Data records for software interfaces:
• • •

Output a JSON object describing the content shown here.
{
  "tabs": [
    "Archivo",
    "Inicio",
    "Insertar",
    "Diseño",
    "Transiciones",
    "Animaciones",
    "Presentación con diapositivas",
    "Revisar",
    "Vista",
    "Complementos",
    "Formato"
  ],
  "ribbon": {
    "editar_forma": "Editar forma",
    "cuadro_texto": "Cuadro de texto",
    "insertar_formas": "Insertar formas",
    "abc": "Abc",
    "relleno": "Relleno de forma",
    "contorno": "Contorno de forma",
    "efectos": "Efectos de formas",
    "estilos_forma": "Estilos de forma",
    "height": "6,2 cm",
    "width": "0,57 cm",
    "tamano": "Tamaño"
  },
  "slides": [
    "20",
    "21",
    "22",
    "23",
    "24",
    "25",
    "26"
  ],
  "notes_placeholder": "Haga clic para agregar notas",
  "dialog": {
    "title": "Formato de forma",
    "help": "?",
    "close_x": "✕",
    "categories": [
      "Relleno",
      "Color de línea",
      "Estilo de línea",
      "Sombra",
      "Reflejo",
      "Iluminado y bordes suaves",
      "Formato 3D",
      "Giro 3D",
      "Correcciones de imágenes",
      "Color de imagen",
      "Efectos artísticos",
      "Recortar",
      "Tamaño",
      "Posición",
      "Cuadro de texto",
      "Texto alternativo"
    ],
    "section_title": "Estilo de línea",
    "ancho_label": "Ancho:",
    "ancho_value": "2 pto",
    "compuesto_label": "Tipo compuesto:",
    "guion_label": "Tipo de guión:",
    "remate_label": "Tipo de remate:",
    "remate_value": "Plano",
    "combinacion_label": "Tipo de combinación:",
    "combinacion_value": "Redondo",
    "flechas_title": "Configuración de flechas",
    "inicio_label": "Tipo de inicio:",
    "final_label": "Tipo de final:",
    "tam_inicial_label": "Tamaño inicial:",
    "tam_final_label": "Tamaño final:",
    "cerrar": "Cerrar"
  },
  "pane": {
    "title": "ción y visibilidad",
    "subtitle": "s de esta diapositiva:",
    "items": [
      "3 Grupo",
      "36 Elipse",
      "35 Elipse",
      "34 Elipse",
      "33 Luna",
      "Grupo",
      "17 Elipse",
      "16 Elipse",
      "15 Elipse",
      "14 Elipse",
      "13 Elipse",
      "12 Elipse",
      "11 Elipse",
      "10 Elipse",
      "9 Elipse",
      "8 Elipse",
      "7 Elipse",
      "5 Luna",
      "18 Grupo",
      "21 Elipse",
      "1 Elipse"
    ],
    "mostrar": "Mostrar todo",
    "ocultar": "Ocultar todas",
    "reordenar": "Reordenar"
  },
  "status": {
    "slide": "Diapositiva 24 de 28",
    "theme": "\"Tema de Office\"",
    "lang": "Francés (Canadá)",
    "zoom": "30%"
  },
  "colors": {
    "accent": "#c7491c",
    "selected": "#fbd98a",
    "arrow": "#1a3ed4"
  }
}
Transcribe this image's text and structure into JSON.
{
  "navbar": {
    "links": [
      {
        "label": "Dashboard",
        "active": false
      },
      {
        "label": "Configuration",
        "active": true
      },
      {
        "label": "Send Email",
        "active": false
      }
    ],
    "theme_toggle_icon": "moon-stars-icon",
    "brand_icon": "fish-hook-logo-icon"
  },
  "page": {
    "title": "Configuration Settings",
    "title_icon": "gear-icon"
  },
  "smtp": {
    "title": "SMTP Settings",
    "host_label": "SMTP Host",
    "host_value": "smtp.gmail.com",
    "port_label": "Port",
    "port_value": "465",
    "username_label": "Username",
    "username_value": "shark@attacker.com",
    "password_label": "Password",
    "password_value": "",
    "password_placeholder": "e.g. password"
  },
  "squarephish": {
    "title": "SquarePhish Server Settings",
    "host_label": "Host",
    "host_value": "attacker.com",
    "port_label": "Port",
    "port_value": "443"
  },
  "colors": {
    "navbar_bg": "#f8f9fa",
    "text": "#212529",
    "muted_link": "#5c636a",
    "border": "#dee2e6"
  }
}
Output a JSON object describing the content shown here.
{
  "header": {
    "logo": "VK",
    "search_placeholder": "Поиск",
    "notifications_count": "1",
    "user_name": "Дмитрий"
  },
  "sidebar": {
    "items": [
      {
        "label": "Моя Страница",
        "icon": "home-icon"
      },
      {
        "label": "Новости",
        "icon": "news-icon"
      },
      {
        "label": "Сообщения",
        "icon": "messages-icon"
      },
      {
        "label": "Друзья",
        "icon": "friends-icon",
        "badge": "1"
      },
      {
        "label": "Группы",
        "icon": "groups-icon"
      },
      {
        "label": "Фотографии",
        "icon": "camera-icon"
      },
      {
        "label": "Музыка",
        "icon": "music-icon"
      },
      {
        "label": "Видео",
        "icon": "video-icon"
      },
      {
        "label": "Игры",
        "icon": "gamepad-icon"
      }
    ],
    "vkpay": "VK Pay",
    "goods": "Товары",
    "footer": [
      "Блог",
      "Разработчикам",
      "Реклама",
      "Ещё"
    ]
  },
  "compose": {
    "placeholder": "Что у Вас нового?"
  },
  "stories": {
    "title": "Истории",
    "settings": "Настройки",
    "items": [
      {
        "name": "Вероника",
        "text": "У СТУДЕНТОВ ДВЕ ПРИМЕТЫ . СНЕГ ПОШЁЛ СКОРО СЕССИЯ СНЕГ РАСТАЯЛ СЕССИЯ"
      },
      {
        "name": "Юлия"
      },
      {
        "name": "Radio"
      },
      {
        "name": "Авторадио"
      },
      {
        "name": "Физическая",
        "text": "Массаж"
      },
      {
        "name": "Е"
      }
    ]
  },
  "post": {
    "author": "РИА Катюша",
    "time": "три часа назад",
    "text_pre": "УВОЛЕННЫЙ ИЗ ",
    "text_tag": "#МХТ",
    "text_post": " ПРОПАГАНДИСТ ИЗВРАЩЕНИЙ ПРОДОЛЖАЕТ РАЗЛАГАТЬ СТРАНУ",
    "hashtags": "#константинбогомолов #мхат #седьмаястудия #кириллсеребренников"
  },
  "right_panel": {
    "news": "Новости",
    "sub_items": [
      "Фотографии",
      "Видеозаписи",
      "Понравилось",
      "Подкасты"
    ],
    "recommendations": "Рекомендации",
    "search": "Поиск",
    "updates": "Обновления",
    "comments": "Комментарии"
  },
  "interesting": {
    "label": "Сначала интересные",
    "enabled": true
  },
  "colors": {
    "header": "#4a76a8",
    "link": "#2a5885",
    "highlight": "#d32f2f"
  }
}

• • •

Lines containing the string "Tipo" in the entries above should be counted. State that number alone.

6